Entries from a dataset of interfaces
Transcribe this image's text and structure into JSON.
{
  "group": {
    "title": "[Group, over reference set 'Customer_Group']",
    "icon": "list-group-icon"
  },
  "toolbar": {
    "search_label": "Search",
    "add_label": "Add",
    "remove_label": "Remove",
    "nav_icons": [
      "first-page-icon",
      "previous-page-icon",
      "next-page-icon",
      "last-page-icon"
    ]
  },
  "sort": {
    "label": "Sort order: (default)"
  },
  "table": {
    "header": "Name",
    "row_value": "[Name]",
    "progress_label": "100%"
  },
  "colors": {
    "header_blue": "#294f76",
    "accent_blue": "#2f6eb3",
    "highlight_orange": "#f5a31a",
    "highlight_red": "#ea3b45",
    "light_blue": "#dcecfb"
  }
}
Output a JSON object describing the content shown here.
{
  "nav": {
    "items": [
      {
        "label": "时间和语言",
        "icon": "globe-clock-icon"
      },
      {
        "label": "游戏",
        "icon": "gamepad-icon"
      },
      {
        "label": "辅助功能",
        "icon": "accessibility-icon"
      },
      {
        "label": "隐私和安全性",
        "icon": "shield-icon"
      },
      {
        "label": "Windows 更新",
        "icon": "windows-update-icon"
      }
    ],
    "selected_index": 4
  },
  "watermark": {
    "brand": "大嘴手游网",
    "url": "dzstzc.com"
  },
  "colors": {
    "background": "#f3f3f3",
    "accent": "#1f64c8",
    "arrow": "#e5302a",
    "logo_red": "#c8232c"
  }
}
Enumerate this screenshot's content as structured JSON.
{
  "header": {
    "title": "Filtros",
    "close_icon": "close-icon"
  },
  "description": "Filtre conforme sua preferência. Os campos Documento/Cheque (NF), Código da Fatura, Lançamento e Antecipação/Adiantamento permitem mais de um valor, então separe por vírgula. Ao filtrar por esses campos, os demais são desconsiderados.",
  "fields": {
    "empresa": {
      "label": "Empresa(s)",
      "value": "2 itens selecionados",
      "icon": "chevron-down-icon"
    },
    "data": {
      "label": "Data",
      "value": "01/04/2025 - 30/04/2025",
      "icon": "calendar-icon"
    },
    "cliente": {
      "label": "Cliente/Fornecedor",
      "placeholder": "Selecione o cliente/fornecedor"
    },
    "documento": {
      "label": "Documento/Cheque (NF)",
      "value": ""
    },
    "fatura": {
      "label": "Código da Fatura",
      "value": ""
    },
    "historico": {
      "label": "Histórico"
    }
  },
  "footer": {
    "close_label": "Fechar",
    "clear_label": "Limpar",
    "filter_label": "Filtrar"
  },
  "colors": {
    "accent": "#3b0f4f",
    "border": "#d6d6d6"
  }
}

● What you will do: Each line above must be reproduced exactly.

● Task result:
Transcribe this image's text and structure into JSON.
{
  "group": {
    "title": "[Group, over reference set 'Customer_Group']",
    "icon": "list-group-icon"
  },
  "toolbar": {
    "search_label": "Search",
    "add_label": "Add",
    "remove_label": "Remove",
    "nav_icons": [
      "first-page-icon",
      "previous-page-icon",
      "next-page-icon",
      "last-page-icon"
    ]
  },
  "sort": {
    "label": "Sort order: (default)"
  },
  "table": {
    "header": "Name",
    "row_value": "[Name]",
    "progress_label": "100%"
  },
  "colors": {
    "header_blue": "#294f76",
    "accent_blue": "#2f6eb3",
    "highlight_orange": "#f5a31a",
    "highlight_red": "#ea3b45",
    "light_blue": "#dcecfb"
  }
}
Output a JSON object describing the content shown here.
{
  "nav": {
    "items": [
      {
        "label": "时间和语言",
        "icon": "globe-clock-icon"
      },
      {
        "label": "游戏",
        "icon": "gamepad-icon"
      },
      {
        "label": "辅助功能",
        "icon": "accessibility-icon"
      },
      {
        "label": "隐私和安全性",
        "icon": "shield-icon"
      },
      {
        "label": "Windows 更新",
        "icon": "windows-update-icon"
      }
    ],
    "selected_index": 4
  },
  "watermark": {
    "brand": "大嘴手游网",
    "url": "dzstzc.com"
  },
  "colors": {
    "background": "#f3f3f3",
    "accent": "#1f64c8",
    "arrow": "#e5302a",
    "logo_red": "#c8232c"
  }
}
Enumerate this screenshot's content as structured JSON.
{
  "header": {
    "title": "Filtros",
    "close_icon": "close-icon"
  },
  "description": "Filtre conforme sua preferência. Os campos Documento/Cheque (NF), Código da Fatura, Lançamento e Antecipação/Adiantamento permitem mais de um valor, então separe por vírgula. Ao filtrar por esses campos, os demais são desconsiderados.",
  "fields": {
    "empresa": {
      "label": "Empresa(s)",
      "value": "2 itens selecionados",
      "icon": "chevron-down-icon"
    },
    "data": {
      "label": "Data",
      "value": "01/04/2025 - 30/04/2025",
      "icon": "calendar-icon"
    },
    "cliente": {
      "label": "Cliente/Fornecedor",
      "placeholder": "Selecione o cliente/fornecedor"
    },
    "documento": {
      "label": "Documento/Cheque (NF)",
      "value": ""
    },
    "fatura": {
      "label": "Código da Fatura",
      "value": ""
    },
    "historico": {
      "label": "Histórico"
    }
  },
  "footer": {
    "close_label": "Fechar",
    "clear_label": "Limpar",
    "filter_label": "Filtrar"
  },
  "colors": {
    "accent": "#3b0f4f",
    "border": "#d6d6d6"
  }
}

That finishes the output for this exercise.